Printed letters, April 2, 2014
In Rick Wagner’s column on Colorado’s pot taxes he didn’t mention tobacco taxes. So, I did some searching and found tobacco taxes (including the Master Settlement Agreement) brought in $319 million.
If retail and medial marijuana sales follow the same track, taxes will be about $42 million. Alcohol taxes will bring in around $32 million.
A portion of tobacco taxes goes to the state Children’s Health Insurance Program, and a large part goes to different groups for educational cessation programs.
Millions of dollars will forever go to these same groups because that’s how Initiative 35 was written and passed in 2004.
I’m sure TV stations are happy with their cut of the pie. Big Pharma is happy selling nicotine replacement aids and developing new medications, ensuring a new generation of addicts.
When you include the entire country for 2009, both federal and state tobacco taxes brought an astounding $24 billion. It’s a big shame that this money does not go for cancer research or any other myriad of diseases.
It should have been the parents’ responsibility to teach their children in the first place.
The past 30 years, more money has been spent on awareness campaigns than research.
‘Park’ more aptly describes our local natural treasure
“God has cared for these trees, saved them from drought, disease, avalanches, and a thousand tempests and floods. But he cannot save them from fools.” — John Muir
To change Colorado National monument to a national park has nothing to do with money or cars or what side of the political street you stand on — or anything else quite as visceral. It has to do with connecting with what makes this country unique.
No other country takes its natural beauty to heart as much as the United States does. This is accomplished in part via the national park system.
Converting and protecting our local treasure means connecting to this unique and truly all-American heritage, something only 59 other locations can claim. John Otto felt pride in the land he loved being made into a national monument. However, he wanted it to be a national park.
The difference between the two words in basic meaning point us in the correct direction. “Monument” is more a tribute to a person, erected in his or her memory; “park” is “an area of land, usually in a largely natural state, for the enjoyment of the public, having facilities for rest and recreation, often owned, set apart, and managed by a city, state, or nation.”
The first National Park Service director, Stephen T. Mather, said, “Who will gainsay that the parks contain the highest potentialities of national pride, national contentment, and national health? A visit inspires love of country; begets contentment; engenders pride of possession; contains the antidote for national restlessness ... He is a better citizen with a keener appreciation of the privilege of living here who has toured the national parks.”
Let’s be better citizens.
WCAF video objection based on intent of First Amendment
I wish to correct several misapprehensions and outright errors in recent letters to the editor concerning the Western Colorado Atheists and Freethinkers’ role in the school proselytizing incident.
First, the event was not a lunch and it was not held at a local church, but rather on school grounds.
Second, the so-called healthy activities for this event included offerings of junk foods and drinks to entice children to attend.

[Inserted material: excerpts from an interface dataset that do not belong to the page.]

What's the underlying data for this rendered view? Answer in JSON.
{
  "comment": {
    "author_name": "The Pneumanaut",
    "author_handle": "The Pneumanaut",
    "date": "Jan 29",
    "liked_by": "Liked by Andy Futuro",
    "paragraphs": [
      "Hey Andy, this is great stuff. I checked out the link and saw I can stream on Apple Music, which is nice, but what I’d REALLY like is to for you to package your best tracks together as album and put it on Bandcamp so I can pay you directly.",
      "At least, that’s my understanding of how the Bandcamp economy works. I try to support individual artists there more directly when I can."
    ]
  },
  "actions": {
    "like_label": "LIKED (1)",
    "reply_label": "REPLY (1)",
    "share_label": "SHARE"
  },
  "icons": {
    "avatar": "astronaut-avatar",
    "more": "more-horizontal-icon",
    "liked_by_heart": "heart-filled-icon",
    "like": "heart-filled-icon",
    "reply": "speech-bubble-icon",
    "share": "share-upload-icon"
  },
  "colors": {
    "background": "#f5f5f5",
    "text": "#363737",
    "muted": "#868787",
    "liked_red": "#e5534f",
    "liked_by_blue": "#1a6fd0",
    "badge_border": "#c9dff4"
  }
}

Third, students were not told in advance that they would be subjected to a religious video.
Fourth, we at WCAF are proud of being freethinkers by endorsing a rational, nondogmatic approach to issues of all kinds, including the local hot topics of separation of church and state, evolution and climate change.

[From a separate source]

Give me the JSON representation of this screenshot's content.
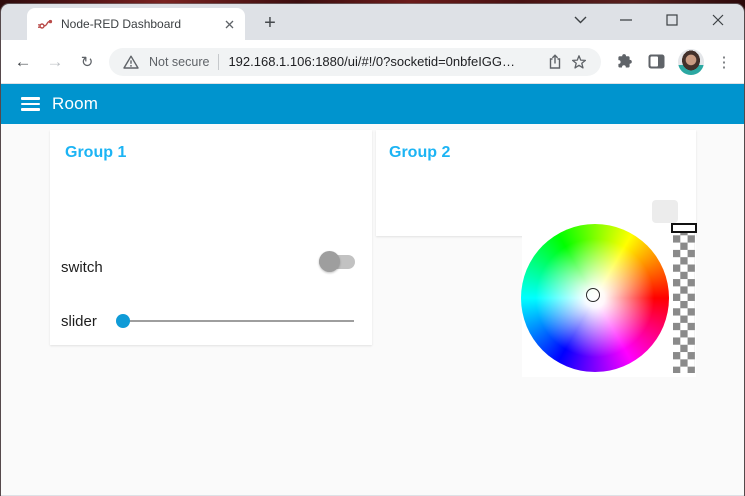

We do support, as an organization and individually, local charities such as Catholic Outreach and the Salvation Army.
We are not opposed to children being taught religion in a noncoercive manner. But it should be outside of school hours and definitely not on school property.
Young, impressionable minds should not be exposed to aggressive proselytizing through the inadvertent or deliberate actions of a schoolteacher. We do not use the term “religious nut cases” for those who would push religion in the public sphere, but recognizing that there are such types, we should all be alert to such efforts and resist them strenuously.
Thomas Jefferson’s call for a wall of separation between church and state has become enshrined in our culture as the embodiment of the First Amendment’s intent rather than being — as implied in one of the letters — a mere historical footnote to it.
EARLE MULLEN, President
Atheists and Freethinkers